Instead, you can commit relationship building efforts to ensure a positive work environment rather than an adversarial one. When you let others know that you intend to support their efforts and contribute to their success, they will respond in kind. Go, team!

Your Network Expands and So Does Your Paycheck

Expand your relationship building scope beyond your coworkers to include customers, suppliers, and other industry stakeholders. Your extra efforts can lead to extra sales, a more rewarding career, and even speedy professional advancement. And don’t overlook the importance of building warm relationships with assistants, receptionists, or even interns.

Take care to build bridges, not just to your boss and your boss’s boss but with those that work under you as well. You may find that someone who you wouldn’t expect will put in a good word for you with your supervisor.

Building and maintaining good working relationships with everyone you come in contact with can pay off in unforeseen ways. You never know when that underling will turn out to be the company’s “golden child.” Six years from now you may be turning to them for a job. If you have built up a good, trusting work relationship with others along your way, you will more likely be considered for positions that any of these people may be looking to fill.

Your Job Won’t Stress You Out

Study shows that some 83 percent of American workers experience work-related stress.[1] Granted, some of that stress is now likely caused by the new pandemic-triggered workplace adjustments, yet bosses and management, in general, are reportedly the predominant source of stress for more than one-third of workers.

Advertising

Having meaningful connections among coworkers is the best way to make work less stressful. Whether it is having others whom to commiserate with, bounce ideas off, or bring out your best performance, friendships strengthen the group’s esprit de corps and lower the stress level of your job.

Your Career Shines Bright

Who would you feel better about approaching to provide a recommendation or ask for promotion: a cold, aloof boss with whom you have only an impersonal relationship or one that knows you as a person and with whom you have built a warm, trusting relationship?

Your career advancement will always excel when you have a mutual bond of friendship and appreciation with those who can recommend you. Consider the plug you could receive from a supervisor who knows you as a friend versus one who remains detached and only notices you in terms of your ability to meet deadlines or attain goals.

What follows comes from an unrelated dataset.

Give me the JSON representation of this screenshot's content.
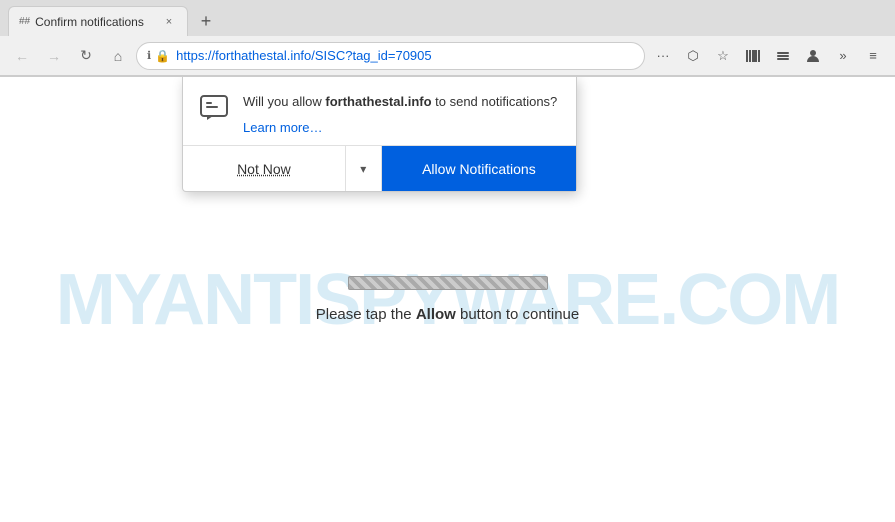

When people fully know your skills, strengths, personality, and aspirations, you have promoters who will sing your praises with any opportunity for advancement.

Final Thoughts

At the end of the day, it is “who you know” not “what you know.” When you build relationships, you build a pipeline of colleagues, work partners, team members, current bosses, and former bosses who want to help you—who want to see you succeed.

At its core, every business is a people business. Making a point to take the small but meaningful actions that build the foundation of a good relationship can be instrumental in cultivating better relationships at work.

More Articles About Relationships Building

Featured photo credit: Adam Winger via unsplash.com

Reference

[1] The American Institute of Stress: 42 Worrying Workplace Stress Statistics

Read Next